As well as receiving gold and platinum awards from nearly every country in the world, Parsons has received eleven Grammy Award nominations for engineering and production. In 2007 he received a nomination for Best Surround Sound Album for A Valid Path. As of 2007, he tours under a revised name, The Alan Parsons Live Project, presenting world-spanning concerts performing material from his most recent album as well as selections from the original Project.

***** ***** ***** ***** *****

Parsons, Alan - Tales Of Mystery And Imagination V (76 ^ 98mb)
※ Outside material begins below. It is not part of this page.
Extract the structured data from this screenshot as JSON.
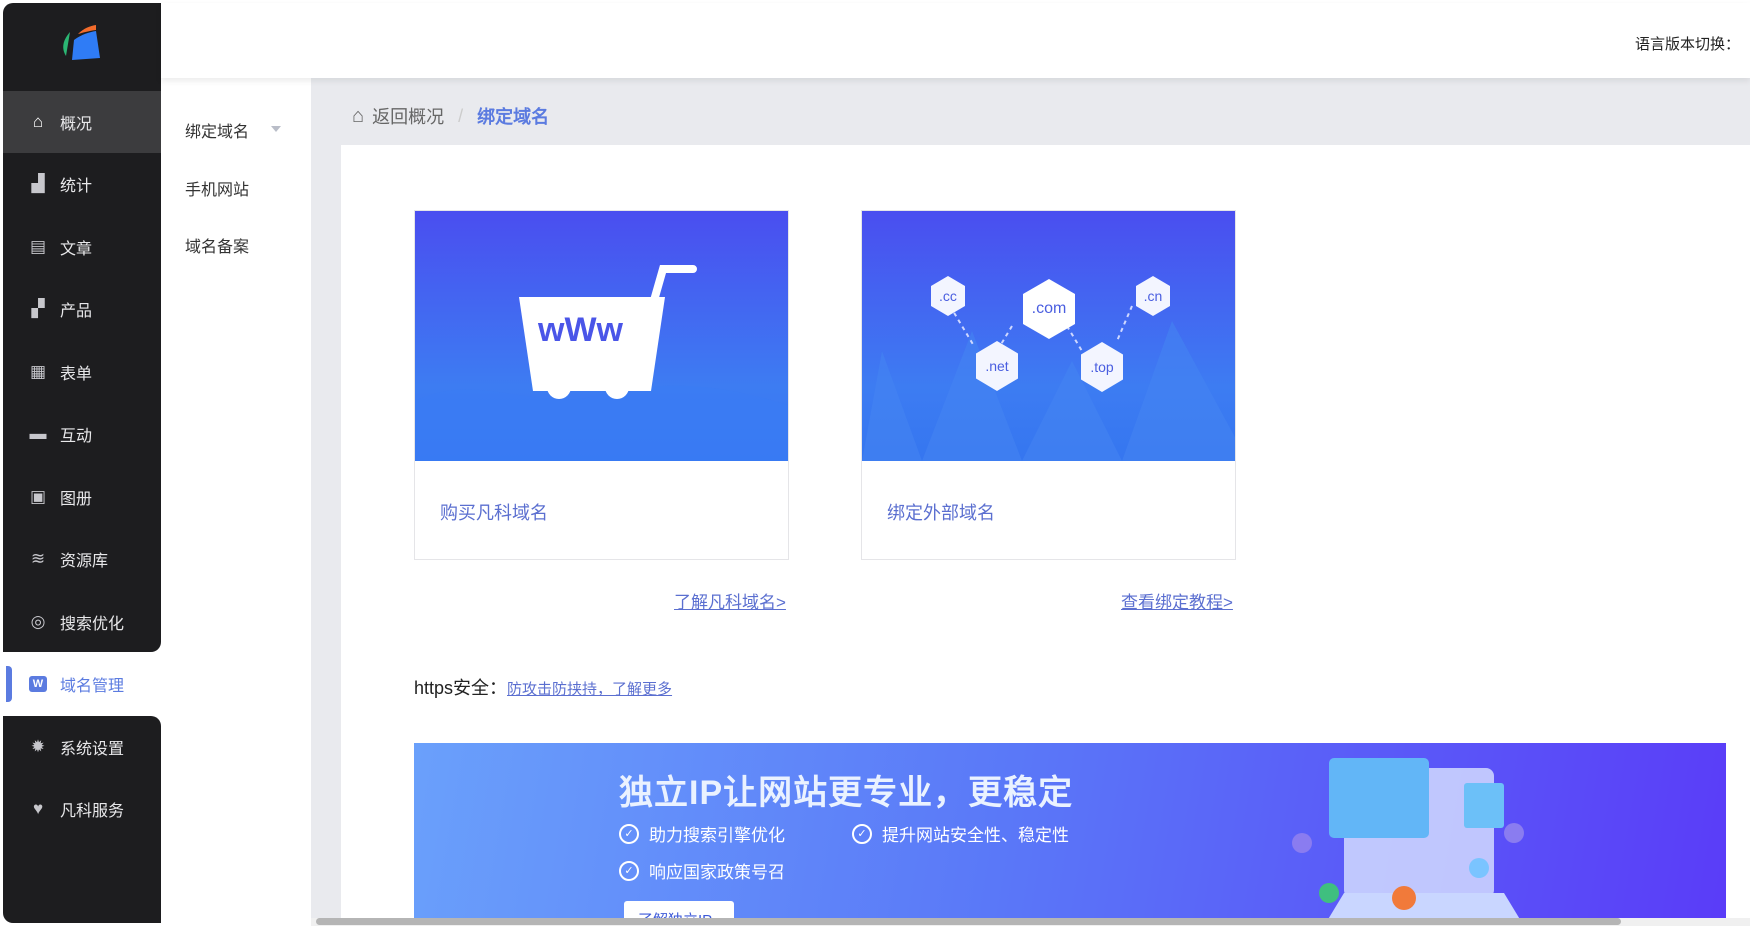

The album is an insight into the life of American writer and poet Edgar Allan Poe (1809-1849), as seen through the eyes of Parsons and Eric Woolfson, an admirer of Poe's work and at whose instigation the Project (as it was titled during its embryonic stages) was undertaken. The lyric content of the album incorporates many adaptations of Poe's work.

The album's avant-garde soundscapes kept it from being a blockbuster, but the interesting lyrical and musical themes — retellings of horror stories and poetry by Edgar Allan Poe — attracted a small audience. Critical reaction was often mixed.
This album was released in U.K. originally with a different name. Simply called "The Alan Parsons Project" it was successful enough to achieve gold status but later that year the same album was released under the name of "Tales of Mystery and Imagination"

01 - A Dream Within A Dream (3:43)
02 - The Raven (Voc.Leonard Whiting) (3:58)
03 - The Tell-Tale Heart (Voc.Arthur Brown) (4:42)
04 - The Cask Of Amontillado (Voc.John Miles) (4:29)
05 - The System Of Doctor Tarr And Professor Fether (Voc.John Miles) (4:12)
The Fall Of The House Of Usher ( 06 -10) (15:13)
06 - Prelude (5:51)
07 - Arrival (2:36)
08 - Intermezzo(1:06)
09 - Pavane (4:44)
10 - Fall (1:07)
11 - The One In Paradise (Voc.Terry Sylvester)(4:21)
Christopher Walken reads Edgar Allan Poe's The Raven (8:29)

Parsons, Alan - Tales Of Mystery And Imagination (87 ^ 99mb)

In 1987, Parsons completely remixed the album, including additional guitar passages and narration (by Orson Welles) as well as updating the production style to include heavy reverb and the gated drum sound of the 80s. The CD notes that Welles never met Parsons or Collaborator Eric Woolfson, but sent a tape to them of the performance shortly after the orignal album was released in 1976. The original multitrack masters were transferred from a Soundcraft "Saturn" analog machine to a Sony 3324 DASH format 24 track recorder. May and June 1987

01 - A Dream Within A Dream (Instrumental) (4:13)  
02 - The Raven (Voc.Leonard Whiting) (3:57)
03 - The Tell-Tale Heart (Voc.Arthur Brown) (4:38)
04 - The Cask Of Amontillado (Voc.John Miles) (4:33) 
05 - The System Of Doctor Tarr And Professor Fether (Voc.John Miles)(4:20)
  The Fall Of The House Of Usher (Instrumental)
06 - I Prelude (Narrator - Orson Welles) (7:02)
07 - II - Arrival (2:39)
08 - III - Intermezzo (1:00)
09 - IV - Pavane (4:36)
10 - V - Fall (0:51) 
11 - The One In Paradise (Voc.Terry Sylvester) (4:46)
Christopher Walken reads Edgar Allan Poe's The Raven (8:29)


Anonymous said...


Thanks again for another stellar offering! Your blog never ceases to offer up great posts. This one is timely and unique. Keep on keeping on.


Anonymous said...

really nice album, thanks rho-x, long-time fan, anthony in toronto